- Educators must understand how to apply the conclusions from their data analysis to take appropriate actions that have the greatest impact.
- Finally, educational leaders must create a culture in which data-driven instruction will thrive. This includes providing and following an assessment calendar, providing time for deep data analysis and discussion, and encouraging/supporting educators in using the data to guide actions taken.
The greatest barrier to moving from assessment to action is the deep and meaningful analysis of assessment data. Analysis requires the “systematic examination of assessment data to thoroughly determine students’ strengths and weaknesses, then taking the necessary steps to address their needs,” states Bambrick-Santayo.
How to Optimally Get from Assessment to Action
According to Bambrick-Santayo, the first core driver of analysis includes “user-friendly reports.” Time is the new premium. There isn’t the time, nor resources, available to build complex spreadsheets to facilitate comparing data across multiple assessment platforms. The skill level at which educators can analyze data varies as greatly as the instructional levels among students, and many educators may not have the technical skills to create and manage the elaborate spreadsheets needed for meaningful data analysis.
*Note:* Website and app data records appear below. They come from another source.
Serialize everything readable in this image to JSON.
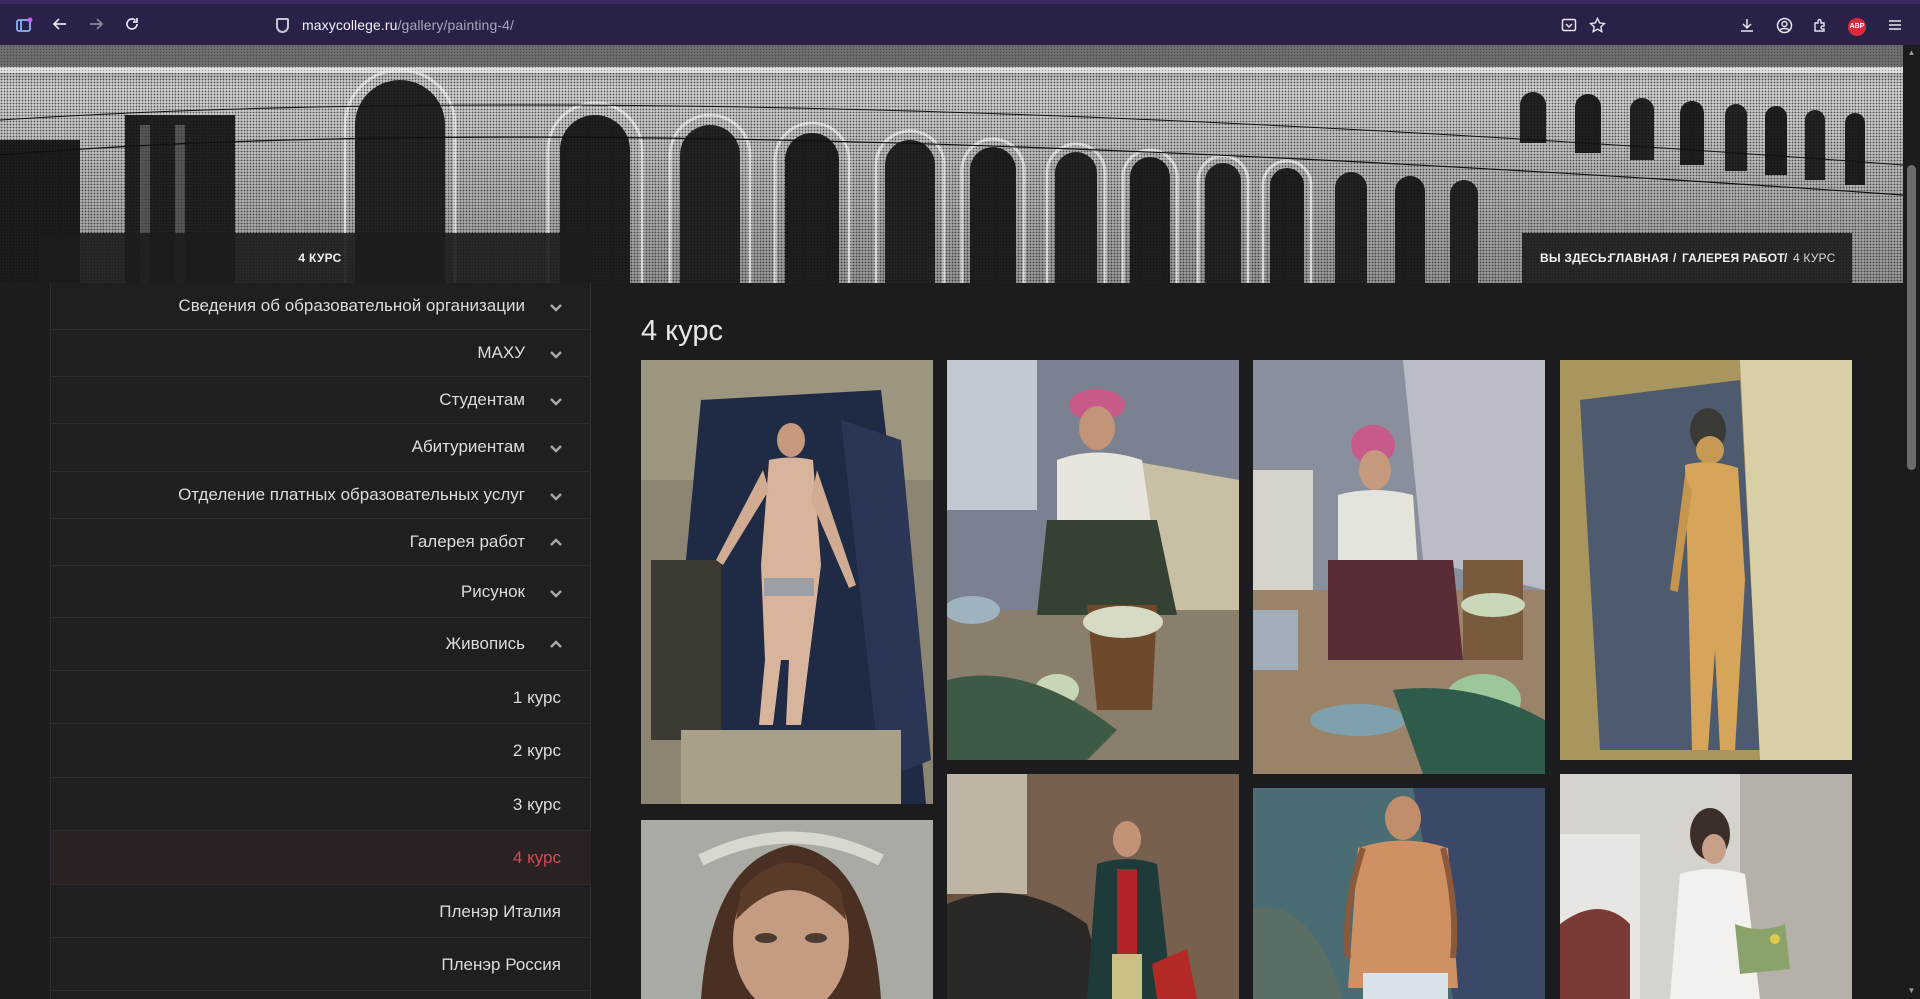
{
  "browser": {
    "url_domain": "maxycollege.ru",
    "url_path": "/gallery/painting-4/",
    "abp_label": "ABP"
  },
  "header": {
    "page_heading": "4 КУРС",
    "breadcrumb": {
      "prefix": "ВЫ ЗДЕСЬ:",
      "home": "ГЛАВНАЯ",
      "sep": "/",
      "gallery": "ГАЛЕРЕЯ РАБОТ",
      "current": "4 КУРС"
    }
  },
  "sidebar": {
    "items": [
      {
        "label": "Сведения об образовательной организации",
        "chevron": "down"
      },
      {
        "label": "МАХУ",
        "chevron": "down"
      },
      {
        "label": "Студентам",
        "chevron": "down"
      },
      {
        "label": "Абитуриентам",
        "chevron": "down"
      },
      {
        "label": "Отделение платных образовательных услуг",
        "chevron": "down"
      },
      {
        "label": "Галерея работ",
        "chevron": "up"
      },
      {
        "label": "Рисунок",
        "chevron": "down"
      },
      {
        "label": "Живопись",
        "chevron": "up"
      },
      {
        "label": "1 курс"
      },
      {
        "label": "2 курс"
      },
      {
        "label": "3 курс"
      },
      {
        "label": "4 курс",
        "active": true
      },
      {
        "label": "Пленэр Италия"
      },
      {
        "label": "Пленэр Россия"
      }
    ]
  },
  "main": {
    "title": "4 курс"
  },
  "colors": {
    "accent_active": "#d34b57",
    "browser_bar": "#2b2148",
    "page_bg": "#1c1c1e"
  },
  "icons": [
    "sidebar-toggle-icon",
    "back-icon",
    "forward-icon",
    "reload-icon",
    "shield-icon",
    "reader-view-icon",
    "bookmark-star-icon",
    "download-icon",
    "account-icon",
    "extensions-icon",
    "adblock-icon",
    "menu-icon"
  ]
}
Time to teach these new skills is severely limited or not available. Furthermore, safety protocols, preparation for virtual learning classes, and the new logistics/daily routines of instruction have removed any “extra” time that was once nominally available.
Educators need tools that help analyze data across multiple platforms—quickly, easily and seamlessly. They want tools that provide easy-to-read reports, where computerized systems “crunch the numbers for them.” These tools should rapidly disaggregate or aggregate student assessment data at the student, class, grade, building or district level—by subject, standard or objective—all within a few clicks…not hours or days.
Dynamic platforms empower educators to change views rapidly in order to identify trends, gaps and areas of need. They help educators filter different types of student data, including achievement, attendance, behavior, demographic and perception data, so that schools and districts are able to analyze the needs of the whole child. In a perfect world, this should be available in one online platform (not multiple systems with different logins that require manual massaging of data between platforms). Data must be accessible anytime, anywhere, to adapt to changing school environments.
A “New Normal” Guided by Data
Perhaps COVID-19 will accelerate the implementation of data-driven instruction to permeate more substantially in everyday educational practice. The easier data analysis is, the more it frees educators to spend their time taking meaningful action with students. For Data Driven practices to take root, educational leaders must also purposefully set aside time to infuse deep and meaningful data analysis, planning and action into the school culture.
It’s not that educators don’t have enough access to data. It’s that educators need to easily convert that data into intelligence…and intelligence into action. Only then, can educators focus their time, energy, expertise and passion on what they do best—educating and developing today’s learners!
Linda Kraft is Director of Customer Experience with Munetrix, a Michigan-based data analytics and management firm serving school districts and municipalities across the country. She can be reached at email@example.com. Learn more at munetrix.com.
Bambrick-Santayo, Paul. Driven by Data 2.0: A Practical Guide to Improve Instruction. Jossey-Bass, 2019.
Dorn, Emma, Bryan Hancock, Jimmy Sarakatsannis, and Ellen Virelug. (2020)., COVID-19 and student learning in the United States: The hurt could last a lifetime. Retrieved from Fresno State University: https://fresnostate.edu/kremen/about/centers-projects/weltycenter/documents/COVID-19-and-student-learning-in-the-United-States-FINAL.pdf
Kuhfeld, Megan, James Soland, Beth Tarasawa, Angela Johnson, Erik Ruzek, and Jing Liu. (2020). Projecting the potential impacts of COVID-19 school closures on academic achievement. (EdWorkingPaper: 20-226). Retrieved from Annenberg Institute at Brown University: https://doi.org/10.26300/cdrv-yw05